Erlang/OTP 25 [erts-13.0.2] [source] [64-bit] [smp:12:12] [ds:12:12:10] [async-threads:1] [jit:ns] [dtrace]

11:17:06.689 [error] beam/beam_load.c(86): Error loading module 'Elixir.Code.Formatter':
  lambda already defined for label 744. To fix this, please recompile this module with an OTP 25 compiler.

11:17:06.689 [error] Loading of /Users/rl/.asdf/installs/elixir/1.13.1/bin/../lib/elixir/ebin/Elixir.Code.Formatter.beam failed: :badfile

** (UndefinedFunctionError) function Code.Formatter.locals_without_parens/0 is undefined (module Code.Formatter is not available)
    (elixir 1.13.1) Code.Formatter.locals_without_parens()
    (elixir 1.13.1) lib/code/normalizer.ex:22: Code.Normalizer.normalize/2
    (elixir 1.13.1) lib/code.ex:1107: Code.quoted_to_algebra/2
    (elixir 1.13.1) lib/macro.ex:948: Macro.to_string/1

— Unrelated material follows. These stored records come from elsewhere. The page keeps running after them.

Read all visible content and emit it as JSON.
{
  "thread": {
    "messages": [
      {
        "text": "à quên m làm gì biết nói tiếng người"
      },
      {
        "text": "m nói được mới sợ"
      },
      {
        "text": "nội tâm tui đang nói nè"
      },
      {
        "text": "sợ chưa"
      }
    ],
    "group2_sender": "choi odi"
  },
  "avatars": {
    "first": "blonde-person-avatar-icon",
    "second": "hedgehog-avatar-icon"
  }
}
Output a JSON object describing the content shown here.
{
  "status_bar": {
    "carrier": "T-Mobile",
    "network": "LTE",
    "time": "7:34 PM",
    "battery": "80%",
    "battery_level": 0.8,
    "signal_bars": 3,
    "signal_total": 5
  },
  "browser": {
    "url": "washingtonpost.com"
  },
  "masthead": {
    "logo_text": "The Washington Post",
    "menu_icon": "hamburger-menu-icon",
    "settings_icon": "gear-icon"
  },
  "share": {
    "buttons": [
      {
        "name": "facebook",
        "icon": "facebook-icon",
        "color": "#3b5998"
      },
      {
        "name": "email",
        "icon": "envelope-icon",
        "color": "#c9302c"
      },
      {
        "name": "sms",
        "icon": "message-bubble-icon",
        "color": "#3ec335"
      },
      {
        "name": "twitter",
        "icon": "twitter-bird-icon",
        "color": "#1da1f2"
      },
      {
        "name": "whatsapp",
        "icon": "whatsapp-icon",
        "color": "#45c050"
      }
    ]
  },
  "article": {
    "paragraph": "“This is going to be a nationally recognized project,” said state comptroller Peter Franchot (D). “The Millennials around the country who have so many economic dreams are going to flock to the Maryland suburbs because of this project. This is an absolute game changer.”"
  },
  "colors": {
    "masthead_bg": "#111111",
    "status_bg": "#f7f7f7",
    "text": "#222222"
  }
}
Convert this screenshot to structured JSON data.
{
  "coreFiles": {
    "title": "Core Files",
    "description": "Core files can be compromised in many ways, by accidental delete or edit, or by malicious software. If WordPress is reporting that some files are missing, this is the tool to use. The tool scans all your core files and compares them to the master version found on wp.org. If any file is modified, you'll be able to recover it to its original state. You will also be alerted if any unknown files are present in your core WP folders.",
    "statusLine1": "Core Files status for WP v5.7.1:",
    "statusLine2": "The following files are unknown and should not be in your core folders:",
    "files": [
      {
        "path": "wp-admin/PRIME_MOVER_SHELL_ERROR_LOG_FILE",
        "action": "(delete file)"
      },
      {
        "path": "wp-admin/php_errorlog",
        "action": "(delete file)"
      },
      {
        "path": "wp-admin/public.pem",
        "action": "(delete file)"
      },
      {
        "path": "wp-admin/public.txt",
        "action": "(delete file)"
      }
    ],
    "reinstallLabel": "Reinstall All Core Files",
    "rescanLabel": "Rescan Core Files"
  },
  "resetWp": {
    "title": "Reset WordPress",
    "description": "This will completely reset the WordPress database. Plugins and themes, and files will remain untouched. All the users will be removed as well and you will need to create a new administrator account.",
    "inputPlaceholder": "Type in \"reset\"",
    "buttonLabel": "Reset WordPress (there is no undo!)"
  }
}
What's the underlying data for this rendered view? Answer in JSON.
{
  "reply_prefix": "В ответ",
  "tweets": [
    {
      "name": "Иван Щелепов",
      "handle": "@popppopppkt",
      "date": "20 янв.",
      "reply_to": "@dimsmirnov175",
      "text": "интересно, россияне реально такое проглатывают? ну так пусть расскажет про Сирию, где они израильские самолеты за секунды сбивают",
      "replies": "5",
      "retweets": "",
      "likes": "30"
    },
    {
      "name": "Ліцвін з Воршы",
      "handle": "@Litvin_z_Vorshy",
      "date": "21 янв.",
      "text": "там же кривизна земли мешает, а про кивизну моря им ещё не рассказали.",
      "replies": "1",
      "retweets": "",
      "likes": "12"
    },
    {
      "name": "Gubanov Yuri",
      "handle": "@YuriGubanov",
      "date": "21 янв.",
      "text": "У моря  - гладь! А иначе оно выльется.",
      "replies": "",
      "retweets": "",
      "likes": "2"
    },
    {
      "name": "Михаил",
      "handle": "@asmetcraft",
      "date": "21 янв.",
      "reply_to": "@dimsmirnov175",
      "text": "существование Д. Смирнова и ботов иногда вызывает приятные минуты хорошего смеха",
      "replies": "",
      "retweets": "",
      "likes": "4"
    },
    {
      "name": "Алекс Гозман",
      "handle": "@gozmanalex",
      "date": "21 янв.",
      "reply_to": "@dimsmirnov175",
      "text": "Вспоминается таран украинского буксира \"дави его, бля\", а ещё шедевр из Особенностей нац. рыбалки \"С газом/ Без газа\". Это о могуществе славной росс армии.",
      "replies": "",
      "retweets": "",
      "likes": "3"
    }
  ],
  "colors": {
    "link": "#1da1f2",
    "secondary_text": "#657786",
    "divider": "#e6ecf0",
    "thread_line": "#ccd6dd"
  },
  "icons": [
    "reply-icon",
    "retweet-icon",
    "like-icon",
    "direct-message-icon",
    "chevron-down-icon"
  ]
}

Ok so it’s using OTP 25 but it’s compiled with OTP 22?

Robs-MBP:i_play_red_umbrella rl$ elixir -v
Erlang/OTP 25 [erts-13.0.2] [source] [64-bit] [smp:12:12] [ds:12:12:10] [async-threads:1] [jit:ns] [dtrace]

Elixir 1.13.1 (compiled with Erlang/OTP 22)

Uninstalled and Re-Installed via asdf and it seems fine now.

Robs-MBP:i_play_red_umbrella rl$ asdf list elixir
Robs-MBP:i_play_red_umbrella rl$ asdf uninstall elixir
Robs-MBP:i_play_red_umbrella rl$ asdf list elixir
  No versions installed
Robs-MBP:i_play_red_umbrella rl$ asdf install elixir 1.13.1
==> Checking whether specified Elixir release exists...
==> Downloading 1.13.1 to /Users/rl/.asdf/downloads/elixir/1.13.1/
  % Total    % Received % Xferd  Average Speed   Time    Time     Time  Current
                                 Dload  Upload   Total   Spent    Left  Speed
100 6068k  100 6068k    0     0  9689k      0 --:--:-- --:--:-- --:--:-- 9772k
==> Copying release into place
Robs-MBP:i_play_red_umbrella rl$ asdf list elixir
Robs-MBP:i_play_red_umbrella rl$ elixir -v
Erlang/OTP 25 [erts-13.0.3] [source] [64-bit] [smp:12:12] [ds:12:12:10] [async-threads:1] [jit:ns] [dtrace]

Elixir 1.13.1 (compiled with Erlang/OTP 23)

What version of Erlang do I have installed anyway?

Thought erl -v might do the trick but that’s only the major version.

erl -eval '{ok, Version} = file:read_file(filename:join([code:root_dir(), "releases", erlang:system_info(otp_release), "OTP_VERSION"])), io:fwrite(Version), halt().' -noshell

OK, 25.0.2 then.

Robs-MBP:i_play_red_umbrella rl$ erl -eval '{ok, Version} = file:read_file(filename:join([code:root_dir(), "releases", erlang:system_info(otp_release), "OTP_VERSION"])), io:fwrite(Version), halt().' -noshell

Redis::CommandError: MISCONF Redis

Ok that’s annoying

265) returns a thing
       Failure/Error: raise reply if reply.is_a?(CommandError)
         MISCONF Redis is configured to save RDB snapshots, but it's currently unable to persist to disk. Commands that may modify the data set are disabled, because this instance is configured to report errors during writes if RDB snapshotting fails (stop-writes-on-bgsave-error option). Please check the Redis logs for details about the RDB error.

Ok, just upgraded brew earlier, it’s probably upgraded and restarted Redis. Thanks for a find on the Googles

Robs-MBP:sard rl$ redis-cli> config set stop-writes-on-bgsave-error no
OK> quit

No more moaning from Redis.